A Map of the Region
When Piret wakes one morning with a Russian stranger in her bed, her flat and family are thrown into confusion. It’s 1989 and Soviet Estonia is crumbling around her and her son Tonü. With a husband whose disappearance the authorities won’t explain, Piret embarks on a campaign to find out the truth, while Tonü makes friends with the stranger who’s come to stay.
Faced with the new realpolitik of the Baltic States – from the presence of the Russian Mafia to the challenges faced in the pursuit of individual freedom, Piret and Tonü’s stories tell the history of the European fight for freedom in 1989, and a map of the geography of this complex region is drawn.
Tim Luscombe talks about the play

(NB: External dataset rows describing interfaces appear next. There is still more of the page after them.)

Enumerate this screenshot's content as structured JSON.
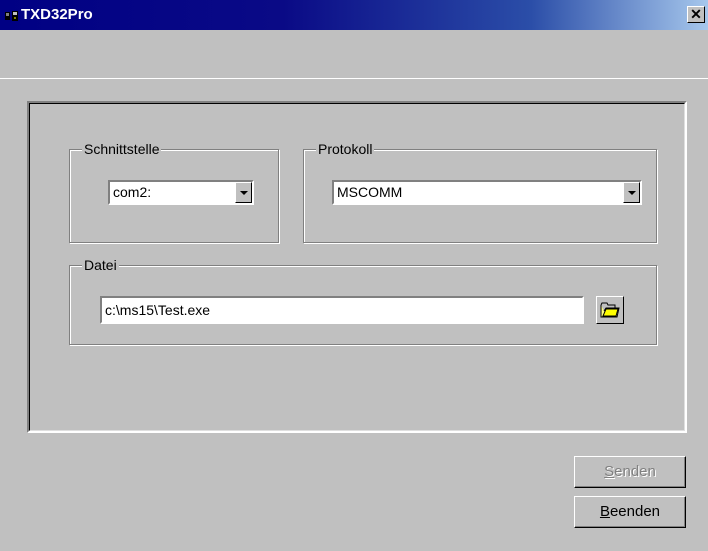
{
  "window": {
    "title": "TXD32Pro",
    "close_label": "✕"
  },
  "groups": {
    "interface": {
      "label": "Schnittstelle",
      "value": "com2:"
    },
    "protocol": {
      "label": "Protokoll",
      "value": "MSCOMM"
    },
    "file": {
      "label": "Datei",
      "value": "c:\\ms15\\Test.exe"
    }
  },
  "buttons": {
    "send": {
      "label_first": "S",
      "label_rest": "enden",
      "enabled": false
    },
    "quit": {
      "label_first": "B",
      "label_rest": "eenden",
      "enabled": true
    }
  },
  "icons": {
    "app": "app-icon",
    "browse": "folder-open-icon"
  }
}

When work is of such quality as this, reading it is a pleasure. This is a terrific script; heartbreaking, layered and dense, the drama builds an ever-increasing hold on the emotions. The characterisation is also very strong and engaging and the dialogue, which weaves around them, is convincing and satisfying.

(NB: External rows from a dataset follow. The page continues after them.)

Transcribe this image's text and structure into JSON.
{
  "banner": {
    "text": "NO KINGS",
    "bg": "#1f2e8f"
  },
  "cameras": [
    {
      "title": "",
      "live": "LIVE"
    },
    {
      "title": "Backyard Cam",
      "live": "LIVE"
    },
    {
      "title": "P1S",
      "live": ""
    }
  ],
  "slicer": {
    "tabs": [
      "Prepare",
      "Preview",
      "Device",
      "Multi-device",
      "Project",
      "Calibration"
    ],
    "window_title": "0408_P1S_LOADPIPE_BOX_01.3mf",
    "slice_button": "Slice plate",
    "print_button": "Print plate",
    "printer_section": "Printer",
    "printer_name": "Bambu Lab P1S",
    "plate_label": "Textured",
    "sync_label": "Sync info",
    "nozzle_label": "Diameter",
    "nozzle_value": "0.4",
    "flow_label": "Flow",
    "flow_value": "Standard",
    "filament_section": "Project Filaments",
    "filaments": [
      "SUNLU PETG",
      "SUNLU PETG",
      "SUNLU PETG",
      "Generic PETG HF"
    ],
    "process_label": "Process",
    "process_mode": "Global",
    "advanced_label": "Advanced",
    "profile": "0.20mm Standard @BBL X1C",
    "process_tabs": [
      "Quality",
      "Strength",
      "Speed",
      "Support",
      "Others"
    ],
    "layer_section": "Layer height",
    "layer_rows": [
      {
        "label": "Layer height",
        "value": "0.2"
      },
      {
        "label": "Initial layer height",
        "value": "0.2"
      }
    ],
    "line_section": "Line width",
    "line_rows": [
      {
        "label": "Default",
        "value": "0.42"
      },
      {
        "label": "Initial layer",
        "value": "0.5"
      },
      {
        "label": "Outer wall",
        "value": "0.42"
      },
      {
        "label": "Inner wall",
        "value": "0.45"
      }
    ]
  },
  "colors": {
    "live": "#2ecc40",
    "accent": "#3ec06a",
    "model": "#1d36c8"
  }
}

A Map of the Region is a real triumph – meaty and relevant political ideas embedded in a fast-paced, complex story. The characters are full-blooded. It’s a big and ambitious project and I can really imagine it working.

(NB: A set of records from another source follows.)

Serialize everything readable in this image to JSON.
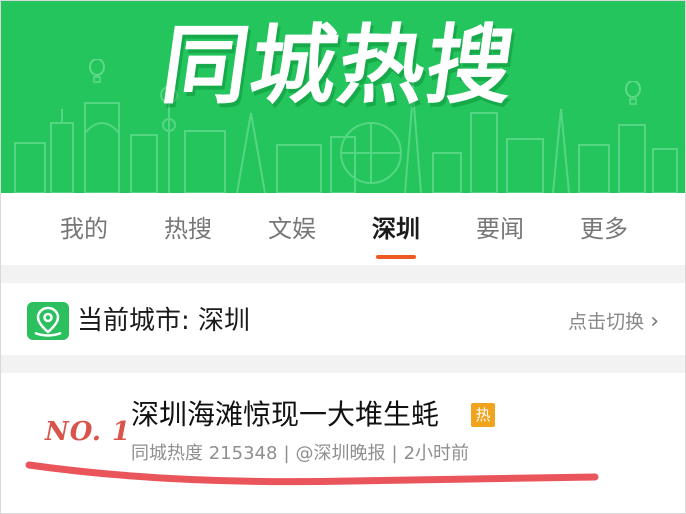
{
  "banner": {
    "title": "同城热搜",
    "color": "#24c55c"
  },
  "tabs": [
    {
      "label": "我的",
      "active": false
    },
    {
      "label": "热搜",
      "active": false
    },
    {
      "label": "文娱",
      "active": false
    },
    {
      "label": "深圳",
      "active": true
    },
    {
      "label": "要闻",
      "active": false
    },
    {
      "label": "更多",
      "active": false
    }
  ],
  "city": {
    "label": "当前城市: 深圳",
    "switch_label": "点击切换",
    "icon": "location-pin-icon"
  },
  "item": {
    "rank": "NO. 1",
    "title": "深圳海滩惊现一大堆生蚝",
    "badge": "热",
    "heat": "同城热度 215348",
    "source": "@深圳晚报",
    "time": "2小时前",
    "separator": "|"
  },
  "colors": {
    "accent": "#ee5a24",
    "badge": "#f0a31c",
    "rank": "#d9554c",
    "pin": "#2bbf5d"
  }
}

Really quite brilliant. The scene is set perfectly and the pervading sense of terror and life in a Soviet state is well drawn. Misha in particular is a great cipher of this menace.